» **Activity**:
Could you please count how many lines in the data below hold the string "second"? Reply with only the number.

[Data items]

★ ★ ★ ★ ★

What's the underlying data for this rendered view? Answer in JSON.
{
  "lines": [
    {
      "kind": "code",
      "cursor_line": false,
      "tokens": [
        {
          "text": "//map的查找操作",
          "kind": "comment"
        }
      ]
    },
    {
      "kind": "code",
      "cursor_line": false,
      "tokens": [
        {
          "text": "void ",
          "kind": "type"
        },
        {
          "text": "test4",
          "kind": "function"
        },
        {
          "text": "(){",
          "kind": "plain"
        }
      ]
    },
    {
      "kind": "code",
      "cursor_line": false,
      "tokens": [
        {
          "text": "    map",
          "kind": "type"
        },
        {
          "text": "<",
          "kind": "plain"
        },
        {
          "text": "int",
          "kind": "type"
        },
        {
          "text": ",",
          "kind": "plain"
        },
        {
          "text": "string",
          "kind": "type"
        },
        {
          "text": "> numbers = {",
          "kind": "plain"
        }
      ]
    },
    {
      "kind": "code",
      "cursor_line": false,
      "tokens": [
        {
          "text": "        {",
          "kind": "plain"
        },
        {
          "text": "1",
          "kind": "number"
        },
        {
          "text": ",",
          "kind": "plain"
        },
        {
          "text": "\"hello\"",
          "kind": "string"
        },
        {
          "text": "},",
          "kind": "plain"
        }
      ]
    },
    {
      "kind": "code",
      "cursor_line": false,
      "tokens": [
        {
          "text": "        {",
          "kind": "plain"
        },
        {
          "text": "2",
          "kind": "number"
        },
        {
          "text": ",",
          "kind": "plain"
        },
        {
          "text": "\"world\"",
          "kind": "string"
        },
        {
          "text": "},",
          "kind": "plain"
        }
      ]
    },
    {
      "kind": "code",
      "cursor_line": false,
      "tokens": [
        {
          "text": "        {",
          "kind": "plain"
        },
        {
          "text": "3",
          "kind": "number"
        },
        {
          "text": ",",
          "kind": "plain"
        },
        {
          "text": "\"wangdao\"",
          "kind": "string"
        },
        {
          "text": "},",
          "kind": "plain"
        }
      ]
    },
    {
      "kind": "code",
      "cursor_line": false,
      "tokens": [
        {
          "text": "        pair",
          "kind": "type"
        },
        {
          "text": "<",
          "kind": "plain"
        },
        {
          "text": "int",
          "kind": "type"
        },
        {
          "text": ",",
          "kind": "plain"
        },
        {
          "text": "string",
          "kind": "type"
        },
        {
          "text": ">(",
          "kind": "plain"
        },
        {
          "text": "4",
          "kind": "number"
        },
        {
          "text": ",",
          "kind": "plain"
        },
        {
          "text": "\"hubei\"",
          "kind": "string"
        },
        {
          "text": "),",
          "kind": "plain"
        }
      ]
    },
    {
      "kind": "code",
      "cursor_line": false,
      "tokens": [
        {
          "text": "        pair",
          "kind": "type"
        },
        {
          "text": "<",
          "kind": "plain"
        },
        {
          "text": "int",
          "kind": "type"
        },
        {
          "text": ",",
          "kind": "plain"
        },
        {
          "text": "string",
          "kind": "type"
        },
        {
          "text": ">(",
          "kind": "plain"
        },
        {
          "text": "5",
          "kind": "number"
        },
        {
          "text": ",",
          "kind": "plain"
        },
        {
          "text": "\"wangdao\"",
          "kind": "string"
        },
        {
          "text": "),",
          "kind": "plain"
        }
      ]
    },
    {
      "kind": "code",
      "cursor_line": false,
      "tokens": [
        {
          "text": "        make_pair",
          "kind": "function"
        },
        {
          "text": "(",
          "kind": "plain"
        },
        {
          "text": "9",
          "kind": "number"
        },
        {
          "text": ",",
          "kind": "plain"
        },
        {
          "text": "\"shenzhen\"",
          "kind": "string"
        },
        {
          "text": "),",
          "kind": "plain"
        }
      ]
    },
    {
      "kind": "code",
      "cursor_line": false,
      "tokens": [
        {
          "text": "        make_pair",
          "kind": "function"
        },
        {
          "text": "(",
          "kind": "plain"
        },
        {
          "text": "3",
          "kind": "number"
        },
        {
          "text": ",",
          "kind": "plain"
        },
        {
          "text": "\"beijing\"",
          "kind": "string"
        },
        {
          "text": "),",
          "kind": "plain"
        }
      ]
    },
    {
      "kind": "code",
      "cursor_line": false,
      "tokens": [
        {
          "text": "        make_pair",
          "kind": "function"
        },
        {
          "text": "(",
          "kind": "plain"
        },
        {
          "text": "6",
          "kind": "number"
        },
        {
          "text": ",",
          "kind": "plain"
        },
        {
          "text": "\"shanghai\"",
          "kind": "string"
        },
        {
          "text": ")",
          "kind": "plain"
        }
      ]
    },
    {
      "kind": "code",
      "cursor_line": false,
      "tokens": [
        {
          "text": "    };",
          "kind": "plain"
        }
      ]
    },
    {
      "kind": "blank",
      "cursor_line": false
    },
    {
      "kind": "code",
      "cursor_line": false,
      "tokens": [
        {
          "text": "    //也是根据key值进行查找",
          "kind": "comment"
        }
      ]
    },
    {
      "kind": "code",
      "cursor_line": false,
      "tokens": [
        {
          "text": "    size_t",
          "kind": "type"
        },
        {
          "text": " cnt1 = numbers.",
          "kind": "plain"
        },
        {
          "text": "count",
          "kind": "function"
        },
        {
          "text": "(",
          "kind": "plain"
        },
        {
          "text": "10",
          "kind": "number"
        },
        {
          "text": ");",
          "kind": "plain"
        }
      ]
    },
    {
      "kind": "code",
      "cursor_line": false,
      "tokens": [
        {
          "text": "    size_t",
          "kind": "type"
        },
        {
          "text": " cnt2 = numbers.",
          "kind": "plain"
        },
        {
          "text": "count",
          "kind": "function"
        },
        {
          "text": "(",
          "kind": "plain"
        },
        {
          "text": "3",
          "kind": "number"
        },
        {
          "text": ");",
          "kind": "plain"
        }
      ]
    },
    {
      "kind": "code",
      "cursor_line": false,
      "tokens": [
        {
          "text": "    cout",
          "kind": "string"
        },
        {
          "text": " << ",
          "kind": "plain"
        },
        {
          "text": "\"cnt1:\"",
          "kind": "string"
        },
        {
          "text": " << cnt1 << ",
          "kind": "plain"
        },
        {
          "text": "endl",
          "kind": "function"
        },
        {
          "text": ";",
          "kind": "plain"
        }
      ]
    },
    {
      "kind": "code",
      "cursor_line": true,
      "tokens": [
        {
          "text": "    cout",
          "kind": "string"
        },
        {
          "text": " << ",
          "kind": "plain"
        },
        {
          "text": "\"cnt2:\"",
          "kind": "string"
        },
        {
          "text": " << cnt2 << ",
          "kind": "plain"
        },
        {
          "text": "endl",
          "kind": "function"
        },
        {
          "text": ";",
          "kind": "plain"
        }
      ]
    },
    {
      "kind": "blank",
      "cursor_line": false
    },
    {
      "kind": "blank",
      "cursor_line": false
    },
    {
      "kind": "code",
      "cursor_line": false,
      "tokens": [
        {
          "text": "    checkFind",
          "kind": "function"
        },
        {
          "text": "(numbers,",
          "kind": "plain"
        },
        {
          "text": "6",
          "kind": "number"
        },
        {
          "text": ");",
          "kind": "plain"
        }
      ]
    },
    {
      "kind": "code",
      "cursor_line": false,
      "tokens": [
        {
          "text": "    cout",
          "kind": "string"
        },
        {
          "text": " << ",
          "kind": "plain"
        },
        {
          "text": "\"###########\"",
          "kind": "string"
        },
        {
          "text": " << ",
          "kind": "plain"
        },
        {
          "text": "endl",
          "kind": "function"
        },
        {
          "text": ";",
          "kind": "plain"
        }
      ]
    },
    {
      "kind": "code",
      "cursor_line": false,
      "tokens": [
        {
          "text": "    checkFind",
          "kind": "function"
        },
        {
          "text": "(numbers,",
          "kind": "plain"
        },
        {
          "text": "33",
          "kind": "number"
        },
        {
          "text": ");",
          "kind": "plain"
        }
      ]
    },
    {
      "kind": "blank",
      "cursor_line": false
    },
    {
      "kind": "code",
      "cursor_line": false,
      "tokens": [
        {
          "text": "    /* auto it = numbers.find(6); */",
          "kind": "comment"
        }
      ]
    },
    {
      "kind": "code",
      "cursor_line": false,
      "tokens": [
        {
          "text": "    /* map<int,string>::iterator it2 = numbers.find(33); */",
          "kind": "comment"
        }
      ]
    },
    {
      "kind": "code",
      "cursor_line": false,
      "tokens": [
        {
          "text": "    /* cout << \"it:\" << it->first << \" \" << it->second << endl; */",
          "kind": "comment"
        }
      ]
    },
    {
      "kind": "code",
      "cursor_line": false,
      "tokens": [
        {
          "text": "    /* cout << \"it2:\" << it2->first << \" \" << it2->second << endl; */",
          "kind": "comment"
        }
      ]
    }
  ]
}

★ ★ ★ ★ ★

» **Exercise response**:
2